Ever since the Supreme Court ruled in DC v. Heller that the Second Amendment was an incorporated and fundamental right we’ve been waiting for additional cases to see how far that statement stretches. As stated in the opinion the Second Amendment is not an unrestricted right — only “commonly used” firearms were protected. But what qualifies as a “commonly used” firearm? And wouldn’t an AR-15, one of the most popular firearms ever produced, fall into that category and destroy the ability for states to impose their own Assault Weapons Ban?
That’s the very question that Kolbe v. Hogan sought to ask the court, a case challenging the newly enhanced Assault Weapons Ban in Maryland. Kolbe believes that the AR-15 is a Constitutionally protected firearm, much like the handgun in the Heller case, and therefore the assault weapons ban laws should be struck down.
In previous decisions along the path different courts have had different opinions — a Maryland district court ruled the law constitutional, then another court ruled that strict scrutiny needed to be applied to the case and ruled that the law was in fact unconstitutional. The latest ruling before the Supreme Court stated that the law was constitutional because the guns in question were especially dangerous, specifically discussing the Sandy Hook shooting in the decision as the rationale for upholding the ban.
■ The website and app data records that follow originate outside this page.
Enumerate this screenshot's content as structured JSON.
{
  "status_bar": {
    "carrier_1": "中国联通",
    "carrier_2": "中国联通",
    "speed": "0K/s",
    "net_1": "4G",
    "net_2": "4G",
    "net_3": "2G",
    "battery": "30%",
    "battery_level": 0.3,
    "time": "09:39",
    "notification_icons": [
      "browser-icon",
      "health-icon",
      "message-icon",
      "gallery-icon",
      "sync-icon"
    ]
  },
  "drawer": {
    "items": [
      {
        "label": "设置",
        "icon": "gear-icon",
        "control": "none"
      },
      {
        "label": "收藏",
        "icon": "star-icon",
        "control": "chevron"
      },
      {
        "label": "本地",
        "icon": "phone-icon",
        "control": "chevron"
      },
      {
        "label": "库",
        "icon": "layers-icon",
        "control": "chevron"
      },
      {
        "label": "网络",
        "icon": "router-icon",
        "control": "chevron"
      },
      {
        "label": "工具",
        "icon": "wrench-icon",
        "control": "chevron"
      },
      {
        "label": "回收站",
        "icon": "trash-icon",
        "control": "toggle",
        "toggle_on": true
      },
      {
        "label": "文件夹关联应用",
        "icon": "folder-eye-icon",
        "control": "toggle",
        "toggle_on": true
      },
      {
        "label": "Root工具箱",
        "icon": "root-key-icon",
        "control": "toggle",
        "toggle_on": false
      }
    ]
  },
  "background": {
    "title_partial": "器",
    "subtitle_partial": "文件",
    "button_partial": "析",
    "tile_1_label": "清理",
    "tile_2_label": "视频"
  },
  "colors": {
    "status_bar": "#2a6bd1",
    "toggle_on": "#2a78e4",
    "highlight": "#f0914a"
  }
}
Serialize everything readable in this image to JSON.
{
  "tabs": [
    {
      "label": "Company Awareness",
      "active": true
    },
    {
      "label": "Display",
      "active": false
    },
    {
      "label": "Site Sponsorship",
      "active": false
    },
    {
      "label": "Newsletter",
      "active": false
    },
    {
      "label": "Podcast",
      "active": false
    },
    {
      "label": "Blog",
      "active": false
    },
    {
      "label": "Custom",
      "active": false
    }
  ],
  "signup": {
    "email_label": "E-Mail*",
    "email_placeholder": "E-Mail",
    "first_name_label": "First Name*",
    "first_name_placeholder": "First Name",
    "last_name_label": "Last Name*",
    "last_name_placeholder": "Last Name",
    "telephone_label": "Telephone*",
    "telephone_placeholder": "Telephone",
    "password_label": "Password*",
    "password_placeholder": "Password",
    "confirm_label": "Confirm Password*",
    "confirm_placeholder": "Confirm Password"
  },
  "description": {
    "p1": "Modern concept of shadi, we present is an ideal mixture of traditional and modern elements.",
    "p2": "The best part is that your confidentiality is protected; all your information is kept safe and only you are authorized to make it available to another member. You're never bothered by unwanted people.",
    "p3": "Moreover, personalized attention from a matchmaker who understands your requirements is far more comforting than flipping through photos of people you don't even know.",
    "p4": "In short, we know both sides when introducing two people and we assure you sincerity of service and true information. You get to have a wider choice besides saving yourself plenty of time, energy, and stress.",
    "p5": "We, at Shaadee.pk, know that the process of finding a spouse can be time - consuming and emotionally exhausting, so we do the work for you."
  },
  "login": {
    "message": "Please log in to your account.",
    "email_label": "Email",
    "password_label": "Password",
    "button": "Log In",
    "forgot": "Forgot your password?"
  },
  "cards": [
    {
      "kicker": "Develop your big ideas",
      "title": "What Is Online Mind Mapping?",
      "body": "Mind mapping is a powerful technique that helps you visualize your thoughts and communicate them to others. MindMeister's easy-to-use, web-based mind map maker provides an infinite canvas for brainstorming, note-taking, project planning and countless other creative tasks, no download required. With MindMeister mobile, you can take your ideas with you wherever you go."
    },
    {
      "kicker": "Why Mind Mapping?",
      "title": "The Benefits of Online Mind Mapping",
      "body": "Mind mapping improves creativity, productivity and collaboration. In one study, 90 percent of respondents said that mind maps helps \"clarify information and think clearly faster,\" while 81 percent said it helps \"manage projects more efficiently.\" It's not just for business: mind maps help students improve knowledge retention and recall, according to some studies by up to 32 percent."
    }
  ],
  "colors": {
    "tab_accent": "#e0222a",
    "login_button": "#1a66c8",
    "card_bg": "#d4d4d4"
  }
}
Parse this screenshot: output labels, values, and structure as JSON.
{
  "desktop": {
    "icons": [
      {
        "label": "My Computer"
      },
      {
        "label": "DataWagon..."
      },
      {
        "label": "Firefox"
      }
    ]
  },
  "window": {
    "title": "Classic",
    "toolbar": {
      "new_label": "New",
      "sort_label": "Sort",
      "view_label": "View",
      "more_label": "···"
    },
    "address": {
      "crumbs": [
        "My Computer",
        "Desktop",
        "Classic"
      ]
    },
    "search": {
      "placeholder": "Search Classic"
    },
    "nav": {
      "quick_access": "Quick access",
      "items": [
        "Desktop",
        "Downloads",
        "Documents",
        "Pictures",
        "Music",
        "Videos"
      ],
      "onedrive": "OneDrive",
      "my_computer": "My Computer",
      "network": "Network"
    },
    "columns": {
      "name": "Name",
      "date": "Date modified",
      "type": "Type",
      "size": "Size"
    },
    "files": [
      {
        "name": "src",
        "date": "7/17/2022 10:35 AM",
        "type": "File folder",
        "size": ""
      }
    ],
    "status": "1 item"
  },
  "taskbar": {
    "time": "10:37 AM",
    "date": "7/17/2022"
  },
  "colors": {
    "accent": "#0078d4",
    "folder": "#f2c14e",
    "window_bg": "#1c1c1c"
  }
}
It was hoped that the case would make it to the Supreme Court, where the same judges who ruled in the Heller decision would strike down the Assault Weapons Ban in Maryland and consequently California and New York would follow suit. But, in the latest order, the case has been declined for certification meaning that the lower court’s ruling will stand.
What does that mean? It creates a precedence for that court that the Assault Weapons Ban is legal and constitutional, but it doesn’t answer the question once and for all. We’ll probably see this question pop up again before the court actually decides to even listen to the case, which means even more time and money spent by Second Amendment advocates before these laws are finally struck down.